Eye opening moment: when I heard former Federal Reserve Board Chairman Janet Yellen proclaim that the U.S. economy's natural growth rate was 2% and that the ideal inflation rate was 2%.
This was her gospel and these were the goals of Federal Reserve policy under her watch.
I was briefly dumbfounded that someone with a doctorate in economics and with the great power of the most central of central bankers should have such simplistic and dogmatic of ideas about two fundamental aspects of a great nation's economy.
Why should nations be content to grow their economies at 2%?
And what's the benefit of 2% annual inflation when that degrades the purchasing power of currency for those on fixed incomes? At 2% inflation a dollars today will lose 33% of it's buying power in 20 years.
When did the loss of buying power for middle Americans become a good thing?
Here's one perspective: those with wealth and power are just fine with a stagnant economy and the slow erosion of purchasing power when they have more than enough to live in great comfort.
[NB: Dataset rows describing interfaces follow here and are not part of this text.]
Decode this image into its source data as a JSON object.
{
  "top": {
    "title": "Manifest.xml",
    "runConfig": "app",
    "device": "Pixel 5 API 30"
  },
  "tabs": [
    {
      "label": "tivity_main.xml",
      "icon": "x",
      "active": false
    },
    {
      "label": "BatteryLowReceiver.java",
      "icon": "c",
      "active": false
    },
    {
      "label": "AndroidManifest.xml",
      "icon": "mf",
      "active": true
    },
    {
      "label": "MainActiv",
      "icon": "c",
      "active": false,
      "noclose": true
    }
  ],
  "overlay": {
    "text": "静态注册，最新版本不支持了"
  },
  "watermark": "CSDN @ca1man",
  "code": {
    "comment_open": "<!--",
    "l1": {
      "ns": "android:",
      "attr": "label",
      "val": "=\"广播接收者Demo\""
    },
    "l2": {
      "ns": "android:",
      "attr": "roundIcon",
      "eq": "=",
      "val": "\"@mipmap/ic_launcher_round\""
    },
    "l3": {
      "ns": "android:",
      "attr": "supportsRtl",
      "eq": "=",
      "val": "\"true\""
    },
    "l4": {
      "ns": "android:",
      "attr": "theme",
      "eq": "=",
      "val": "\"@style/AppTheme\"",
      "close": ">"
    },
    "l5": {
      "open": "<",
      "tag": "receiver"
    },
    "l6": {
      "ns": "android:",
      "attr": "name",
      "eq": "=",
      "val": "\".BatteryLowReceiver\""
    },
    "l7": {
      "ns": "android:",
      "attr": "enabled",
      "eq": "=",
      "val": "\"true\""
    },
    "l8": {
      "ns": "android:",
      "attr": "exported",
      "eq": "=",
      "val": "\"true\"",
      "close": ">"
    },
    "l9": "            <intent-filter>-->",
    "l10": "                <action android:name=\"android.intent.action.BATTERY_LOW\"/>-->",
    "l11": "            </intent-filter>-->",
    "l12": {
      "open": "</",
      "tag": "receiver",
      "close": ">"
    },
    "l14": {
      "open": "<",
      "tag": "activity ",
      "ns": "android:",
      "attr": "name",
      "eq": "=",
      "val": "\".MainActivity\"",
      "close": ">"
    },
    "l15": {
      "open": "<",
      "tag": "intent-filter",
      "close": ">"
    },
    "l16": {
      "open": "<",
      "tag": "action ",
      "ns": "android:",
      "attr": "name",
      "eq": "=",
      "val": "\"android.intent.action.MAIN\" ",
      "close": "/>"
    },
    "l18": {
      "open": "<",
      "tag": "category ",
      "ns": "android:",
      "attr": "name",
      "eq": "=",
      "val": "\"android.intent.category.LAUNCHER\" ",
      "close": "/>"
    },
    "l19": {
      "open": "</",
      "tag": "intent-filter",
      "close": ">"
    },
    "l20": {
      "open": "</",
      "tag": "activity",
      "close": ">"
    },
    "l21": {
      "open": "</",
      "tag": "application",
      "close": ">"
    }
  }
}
Not so for those who live closer to the economic edge.
Roger Salus at Seeking Alpha opines:
- Western countries are demarcating into two distinct economies, consisting of higher- and lower-tiered earners.
- With the shrinking of the once-strong middle class, the political intelligentsia loses credibility and legitimacy in the eyes of increasing numbers of voters.
- As unconventional parties and candidates gather popularity, our elites grow increasingly defensive, enraged, and unable to constructively deal with events occurring beyond their bubble.
- As the bubble surrounding mainstream politics deflates, economies will be affected, along with assets ranging from currencies to stock markets to precious metals. Nothing is exempt. Be warned.
As promised, dear readers, your humble author concludes his look at the "two economies" phenomenon by discussing the inevitable political consequences that are already unfolding. The growing class divide within developed economies has been happening since at least the 1960s, but it was the Great Financial Crisis (GFC) of 2008 that shook the political status quo to its core. Whether that will be good or bad remains to be seen, and open to interpretation. What's not in doubt is that our political class is mortally wounded, and there will be consequences for asset values, whether stocks, precious metals, or even currencies.
Until now, the political elites of developed nations have been either ignorant of, or in outright denial about growing class divisions. In my previous three articles (see here, here, and here), I discussed how outdated economic indicators, like GDP, inflation, and unemployment have disguised the slow stratification of society into two classes due to disappearing job opportunities, punitive living costs, and decreasing social mobility.
Since 2008, the chasm between grass-roots voters and mainstream political elites has grown wider. The result has been the rise of unconventional political parties and candidates in the West and worldwide. This will inevitably affect our investments and asset values.
Brexit, for example, demonstrated how political earthquakes can affect national currencies and precious metals. The Trump White House attests to the fact that previously sacrosanct notions, like freer trade, are no longer sacrosanct. The latest Italian standoff proves that unconventional governments now have the popular backing to challenge the political establishment....
In a two economies world, the net result has been that for high earners wage-increases have kept up rather well with living standards and living costs, but bottom-tiered earners are being crushed. All the hedonic adjustments in the world can't disguise the fact that 50 years ago a sole bread-winner could support a family and still hope to retire. Today, for much of the population, two bread-winners are needed if families are to merely keep up with advancing technologies and living costs, and even then, ever fewer can realistically hope to retire.